The regular Top 2 Primary would still be held in August for governor, U.S. Senate, and other statewide and local races. But the state would rely on the old precinct caucus-convention system, which Iowa and a handful of other states still use, for allocating national nominating convention delegates.
Washington has had a Presidential Primary since 1989, and was created by an initiative to the Legislature. It has been cancelled only once before, in 2004, another time when there was a budget shortfall and with the incumbent president apparently facing no serious challenge for re-nomination.
Here was Secretary Reed’s statement:
“I join Governor Gregoire in reluctantly asking the Legislature to suspend the 2012 Presidential Primary in Washington. Ever since the Legislature approved the presidential primary in 1989 as a people’s initiative to the Legislature, the primary has been a very popular way to engage average citizens, not just party activists, in the process of helping nominate candidates for President of the United States.
“Both the governor and I appreciate the party precinct caucuses as an opportunity for activists to gather for in-depth discussion of issues and potential party platform planks, and to begin the process of electing national convention delegates. But it is clear that the primary system, as adopted by a large majority of the states, is an accessible and convenient system that attracts far more voters than our caucuses do, even in a landmark election year like 2008. That year, the primary drew nearly 1.4 million Washingtonians – about 690,000 voting for a Democrat and 530,000 for a Republican – and our caucuses a fraction of that.

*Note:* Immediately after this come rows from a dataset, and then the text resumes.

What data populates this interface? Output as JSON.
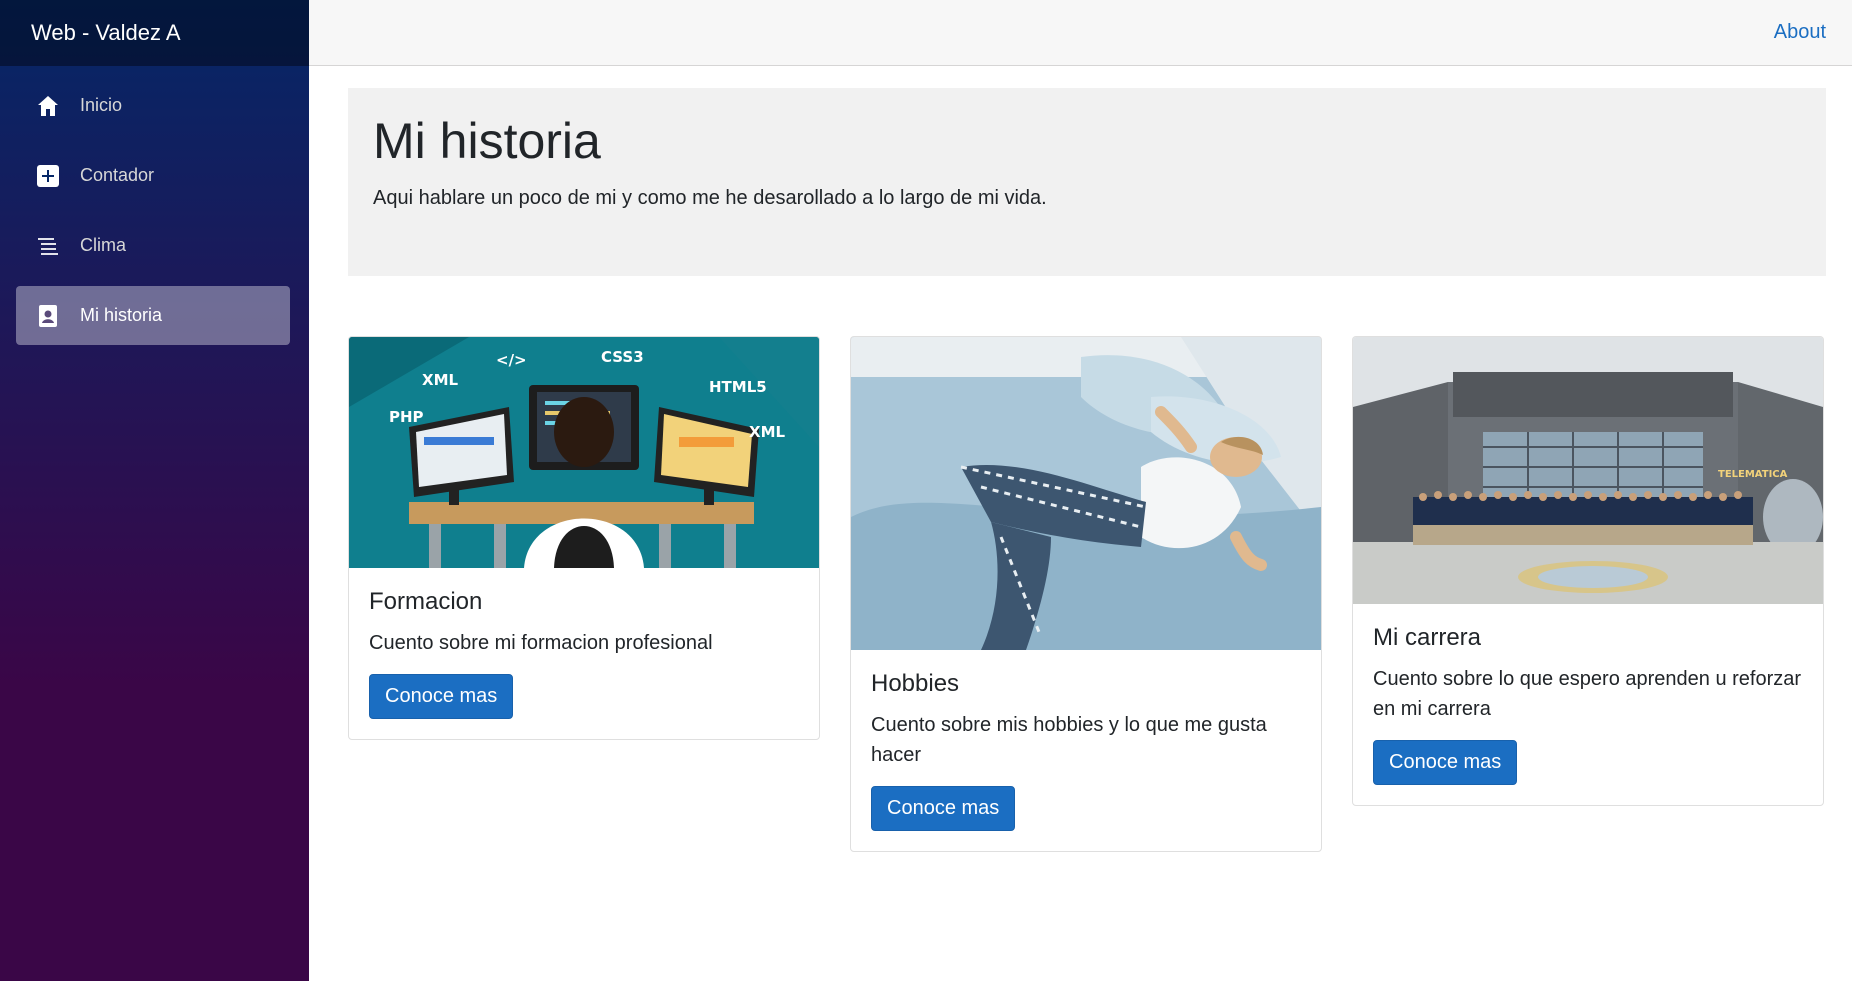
{
  "sidebar": {
    "brand": "Web - Valdez A",
    "items": [
      {
        "label": "Inicio",
        "icon": "home-icon"
      },
      {
        "label": "Contador",
        "icon": "plus-icon"
      },
      {
        "label": "Clima",
        "icon": "list-icon"
      },
      {
        "label": "Mi historia",
        "icon": "person-badge-icon"
      }
    ],
    "active_index": 3
  },
  "topbar": {
    "about_link": "About"
  },
  "jumbotron": {
    "title": "Mi historia",
    "text": "Aqui hablare un poco de mi y como me he desarollado a lo largo de mi vida."
  },
  "cards": [
    {
      "title": "Formacion",
      "text": "Cuento sobre mi formacion profesional",
      "button": "Conoce mas",
      "image_labels": [
        "XML",
        "</>",
        "CSS3",
        "HTML5",
        "PHP",
        "XML"
      ]
    },
    {
      "title": "Hobbies",
      "text": "Cuento sobre mis hobbies y lo que me gusta hacer",
      "button": "Conoce mas"
    },
    {
      "title": "Mi carrera",
      "text": "Cuento sobre lo que espero aprenden u reforzar en mi carrera",
      "button": "Conoce mas",
      "image_labels": [
        "TELEMATICA"
      ]
    }
  ],
  "colors": {
    "accent": "#1b6ec2",
    "sidebar_top": "#052767",
    "sidebar_bottom": "#3a0647"
  }
}
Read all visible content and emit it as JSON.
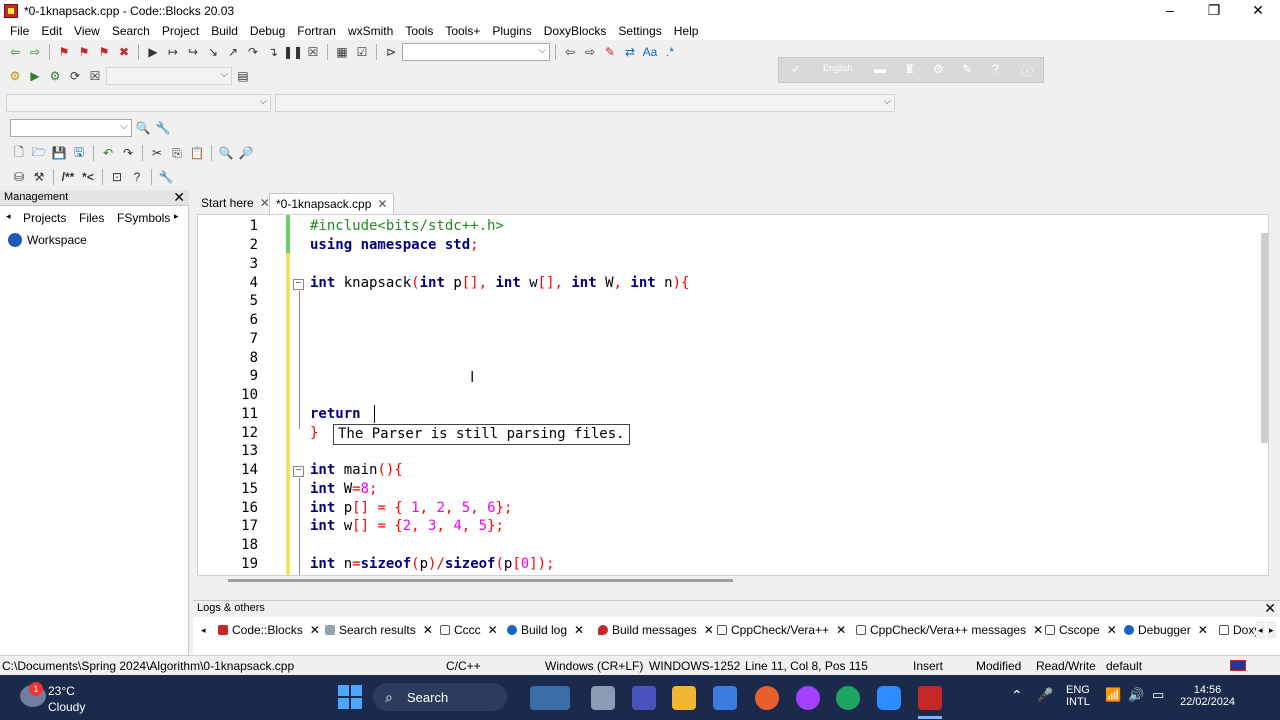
{
  "window": {
    "title": "*0-1knapsack.cpp - Code::Blocks 20.03",
    "minimize": "–",
    "maximize": "❐",
    "close": "✕"
  },
  "menu": [
    "File",
    "Edit",
    "View",
    "Search",
    "Project",
    "Build",
    "Debug",
    "Fortran",
    "wxSmith",
    "Tools",
    "Tools+",
    "Plugins",
    "DoxyBlocks",
    "Settings",
    "Help"
  ],
  "floatbar": {
    "language": "English"
  },
  "management": {
    "title": "Management",
    "close": "✕",
    "tabs": [
      "Projects",
      "Files",
      "FSymbols"
    ],
    "tree_root": "Workspace"
  },
  "editor_tabs": [
    {
      "label": "Start here",
      "close": "✕"
    },
    {
      "label": "*0-1knapsack.cpp",
      "close": "✕"
    }
  ],
  "code": {
    "line_numbers": [
      "1",
      "2",
      "3",
      "4",
      "5",
      "6",
      "7",
      "8",
      "9",
      "10",
      "11",
      "12",
      "13",
      "14",
      "15",
      "16",
      "17",
      "18",
      "19"
    ],
    "tooltip": "The Parser is still parsing files."
  },
  "logs": {
    "title": "Logs & others",
    "close": "✕",
    "tabs": [
      "Code::Blocks",
      "Search results",
      "Cccc",
      "Build log",
      "Build messages",
      "CppCheck/Vera++",
      "CppCheck/Vera++ messages",
      "Cscope",
      "Debugger",
      "Doxyl"
    ]
  },
  "status": {
    "path": "C:\\Documents\\Spring 2024\\Algorithm\\0-1knapsack.cpp",
    "language": "C/C++",
    "eol": "Windows (CR+LF)",
    "encoding": "WINDOWS-1252",
    "position": "Line 11, Col 8, Pos 115",
    "mode": "Insert",
    "modified": "Modified",
    "access": "Read/Write",
    "profile": "default"
  },
  "taskbar": {
    "temp": "23°C",
    "condition": "Cloudy",
    "weather_badge": "1",
    "search": "Search",
    "lang1": "ENG",
    "lang2": "INTL",
    "time": "14:56",
    "date": "22/02/2024"
  }
}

“Whereas caucuses require a voter to seek out the local gathering place and attend on a particular day, regardless of work schedule, handicap or other conflict, the presidential primary allows us to vote by mail over a period of several weeks.
“But at the same time, we acknowledge that Washington faces a grave budget shortfall and that many important public services must be suspended or eliminated. Suspending this election will save taxpayers more than $10 million. Ordinarily, I would be the last to propose suspending an election, but these are not ordinary times and we all are looking for ways to tighten our belts and live within our means. I look forward to Washington resuming the presidential primary in 2016.”